Achieving Accuracy: A Legacy of Computers and Missiles (Hardcover)
"A Legacy of Computers and Missiles "is an intensively researched, photo-enhanced discussion of digital computing and missile development in the Twentieth Century, organized in two sections. (No matter what anyone has been told, virtually all of the digital machines ever designed are binary deep down inside. Number representations may have varied, but the binary logic discussed here prevails.) After a bit of early history, The Computing Section begins in earnest with Turing's Bombe used to decrypt Enigma traffic, then investigates one-by-one digital systems from early room-sized serial machines through the beginning of the modern parallel era, ending with disgustingly parallel post 2000 Super-computers. Unlike most computing histories, Achieving Accuracy deals in detail with military computing systems generally omitted for lack of definitive information. (Computer design and computer-controlled missile guidance/ submarine navigation occupied some thirty years of the Author's professional career. )
Achieving Accuracy's missile descriptions and discussions begin for weapon systems existing well before WW2 and cover virtually all US smart bombs, cruise and ballistic missiles of that century. Missile guidance systems have ranged from the V-1's dead reckoning through simple, but jammable radio-controlled, to exceedingly complex self-contained inertial guidance systems discussed at length. The reader may be surprised to learn that a "smart-bomb" flew in 1917, with several different models used in anger in WW2. The Minuteman III leg of the present Triad is described in detail along with a somewhat bizarre set of proposed basing plans for the Peacekeeper Missile that were precursors of the recently proposed "Subway" basing plan for MMIII. Missile legacy includes a sub-section, necessarily less complete, describing Soviet/Russian missilery through 2000, noting that the early Soviet ballistic missile development was based almost entirely on the German V-2.

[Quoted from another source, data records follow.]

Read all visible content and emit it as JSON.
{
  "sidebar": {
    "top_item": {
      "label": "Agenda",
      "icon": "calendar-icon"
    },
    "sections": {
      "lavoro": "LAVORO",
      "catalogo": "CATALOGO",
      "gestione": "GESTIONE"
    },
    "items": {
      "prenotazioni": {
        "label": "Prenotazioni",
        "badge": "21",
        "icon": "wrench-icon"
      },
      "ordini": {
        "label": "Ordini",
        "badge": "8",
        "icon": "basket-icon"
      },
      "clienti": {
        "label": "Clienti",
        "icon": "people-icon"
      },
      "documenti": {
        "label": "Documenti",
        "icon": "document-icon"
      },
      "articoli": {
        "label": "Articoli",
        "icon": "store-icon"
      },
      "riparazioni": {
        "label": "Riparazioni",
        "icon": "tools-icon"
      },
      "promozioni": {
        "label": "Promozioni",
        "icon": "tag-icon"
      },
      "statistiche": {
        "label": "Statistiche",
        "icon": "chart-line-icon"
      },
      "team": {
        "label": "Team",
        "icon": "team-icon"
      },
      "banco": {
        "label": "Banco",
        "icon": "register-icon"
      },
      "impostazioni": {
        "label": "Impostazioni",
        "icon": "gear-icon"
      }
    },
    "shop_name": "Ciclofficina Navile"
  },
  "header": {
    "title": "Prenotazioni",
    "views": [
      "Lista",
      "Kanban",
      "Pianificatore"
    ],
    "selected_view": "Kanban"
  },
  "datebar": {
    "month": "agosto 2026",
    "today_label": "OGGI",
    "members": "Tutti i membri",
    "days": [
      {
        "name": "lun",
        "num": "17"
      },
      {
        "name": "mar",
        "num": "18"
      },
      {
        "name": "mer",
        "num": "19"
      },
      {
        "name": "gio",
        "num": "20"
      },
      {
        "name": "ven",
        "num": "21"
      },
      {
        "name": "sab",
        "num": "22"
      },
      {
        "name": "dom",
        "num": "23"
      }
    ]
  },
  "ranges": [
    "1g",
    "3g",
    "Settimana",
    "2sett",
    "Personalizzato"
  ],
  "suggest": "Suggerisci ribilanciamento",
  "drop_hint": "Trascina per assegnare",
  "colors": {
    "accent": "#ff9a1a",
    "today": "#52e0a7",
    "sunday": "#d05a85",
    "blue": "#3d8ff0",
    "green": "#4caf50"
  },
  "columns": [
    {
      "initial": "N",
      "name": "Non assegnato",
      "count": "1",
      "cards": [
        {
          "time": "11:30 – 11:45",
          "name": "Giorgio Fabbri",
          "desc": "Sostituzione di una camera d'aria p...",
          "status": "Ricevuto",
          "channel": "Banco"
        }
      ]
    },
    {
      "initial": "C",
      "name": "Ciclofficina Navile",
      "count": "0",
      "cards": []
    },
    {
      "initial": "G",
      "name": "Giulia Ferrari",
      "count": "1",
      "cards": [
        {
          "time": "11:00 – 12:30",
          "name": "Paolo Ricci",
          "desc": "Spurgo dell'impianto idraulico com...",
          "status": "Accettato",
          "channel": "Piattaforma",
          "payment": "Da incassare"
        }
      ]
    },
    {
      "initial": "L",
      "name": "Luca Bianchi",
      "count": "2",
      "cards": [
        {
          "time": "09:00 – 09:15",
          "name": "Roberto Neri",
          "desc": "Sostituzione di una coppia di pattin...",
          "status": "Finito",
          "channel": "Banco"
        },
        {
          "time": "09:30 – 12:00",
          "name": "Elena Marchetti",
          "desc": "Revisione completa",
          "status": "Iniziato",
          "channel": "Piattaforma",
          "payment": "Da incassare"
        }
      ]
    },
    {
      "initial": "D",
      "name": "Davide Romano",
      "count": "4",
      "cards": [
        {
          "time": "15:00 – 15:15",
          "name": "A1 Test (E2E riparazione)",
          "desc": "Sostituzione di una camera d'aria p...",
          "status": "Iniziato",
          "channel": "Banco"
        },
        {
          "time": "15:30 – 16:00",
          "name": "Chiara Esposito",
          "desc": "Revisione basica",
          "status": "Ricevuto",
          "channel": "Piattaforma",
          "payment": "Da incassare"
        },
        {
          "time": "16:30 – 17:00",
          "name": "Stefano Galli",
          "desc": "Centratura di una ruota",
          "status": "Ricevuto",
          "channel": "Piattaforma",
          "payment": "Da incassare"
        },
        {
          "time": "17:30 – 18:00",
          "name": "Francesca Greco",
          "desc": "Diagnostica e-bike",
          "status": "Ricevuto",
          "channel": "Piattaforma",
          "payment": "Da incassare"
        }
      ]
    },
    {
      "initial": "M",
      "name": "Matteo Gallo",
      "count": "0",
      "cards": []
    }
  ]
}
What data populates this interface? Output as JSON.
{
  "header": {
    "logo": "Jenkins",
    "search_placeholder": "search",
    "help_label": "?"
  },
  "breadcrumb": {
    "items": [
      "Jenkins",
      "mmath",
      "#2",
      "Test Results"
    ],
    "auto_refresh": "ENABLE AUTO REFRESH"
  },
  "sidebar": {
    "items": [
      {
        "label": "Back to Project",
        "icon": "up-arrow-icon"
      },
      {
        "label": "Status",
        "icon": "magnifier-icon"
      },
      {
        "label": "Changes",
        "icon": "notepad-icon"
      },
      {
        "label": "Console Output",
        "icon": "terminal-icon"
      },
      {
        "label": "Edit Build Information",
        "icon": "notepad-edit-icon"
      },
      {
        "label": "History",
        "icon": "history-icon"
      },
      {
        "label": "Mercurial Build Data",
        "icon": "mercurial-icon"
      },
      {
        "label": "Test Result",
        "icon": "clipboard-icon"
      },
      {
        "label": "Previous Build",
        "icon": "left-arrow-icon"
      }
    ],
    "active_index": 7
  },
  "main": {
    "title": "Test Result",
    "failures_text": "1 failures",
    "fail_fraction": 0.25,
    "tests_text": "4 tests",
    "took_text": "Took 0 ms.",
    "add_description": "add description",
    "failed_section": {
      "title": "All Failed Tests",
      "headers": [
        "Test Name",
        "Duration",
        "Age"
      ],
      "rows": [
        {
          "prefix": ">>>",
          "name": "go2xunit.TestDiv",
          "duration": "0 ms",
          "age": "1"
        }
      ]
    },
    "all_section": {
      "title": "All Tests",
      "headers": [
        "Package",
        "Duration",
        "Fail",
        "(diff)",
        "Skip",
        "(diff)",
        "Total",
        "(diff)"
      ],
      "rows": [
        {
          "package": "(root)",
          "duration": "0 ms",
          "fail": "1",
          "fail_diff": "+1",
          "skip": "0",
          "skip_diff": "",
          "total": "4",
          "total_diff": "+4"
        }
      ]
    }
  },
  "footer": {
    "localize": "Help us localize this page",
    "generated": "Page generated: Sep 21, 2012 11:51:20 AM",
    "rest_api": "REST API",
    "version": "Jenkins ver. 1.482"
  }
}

About the Author
About the Author BS Mathematics/Chemical Engineering, Oregon State College/University 1951 Distinguished Military Graduate, Oregon State 1951 Appointed Lieutenant USAF June 1951 Awarded Graduate Certificate in Meteorology, UCLA (USAF-sponsor) 1952 USAF Meteorologist 1952-1955 Hamilton AFB, California, Kunsan AB, Korea, Hill AFB, Utah Upon honorable discharge from USAF active duty, joined the Guidance Analysis Group, Autonetics Division of North American Aviation. Simulated Autonetics N6A Navigator gyrocompassing performance prior to the Nautilus under-pole voyage, in 1957. Programmed the first successful digital general-purpose real-time control of a shipboard inertial system. (Perhaps the first-ever real-time general-purpose, fully digital control of any complex system.) Programmed guidance and controls for the Hound Dog missile system. This work formed the basis for the later Polaris and Poseidon shipboard and A3J Vigilante navigation programs. Worked on the configuration of the Minuteman I digital flight computer (D-17). Laid out and programmed the first of the Minuteman I flight and ground control programs. Managed Autonetics Inertial Navigation Division Computer systems, Guidance Systems Engineering, and Inertial Instruments and Processes. Served as Director of Calculator Development, Hybrid Businesses, and Microelectronics Engineering, retiring as Chief Engineer of the Semiconductor Division of Rockwell International. Authored various papers dealing with computers, inertial systems and semiconductors. Author, Programming Microprocessors, 1977, Tab Books, Blue Ridge Summit, PA Author, A Comprehensive Summary of Signal Processing Devices, 1987 Rockwell International internal research document. Author, If It Weren't for People, Management Would be a Science, 1998 Institute of Industrial Engineers Flight Instructor, Commercial Pilot, Instrument-rated, Multi-engine Professional Engineer, Control Systems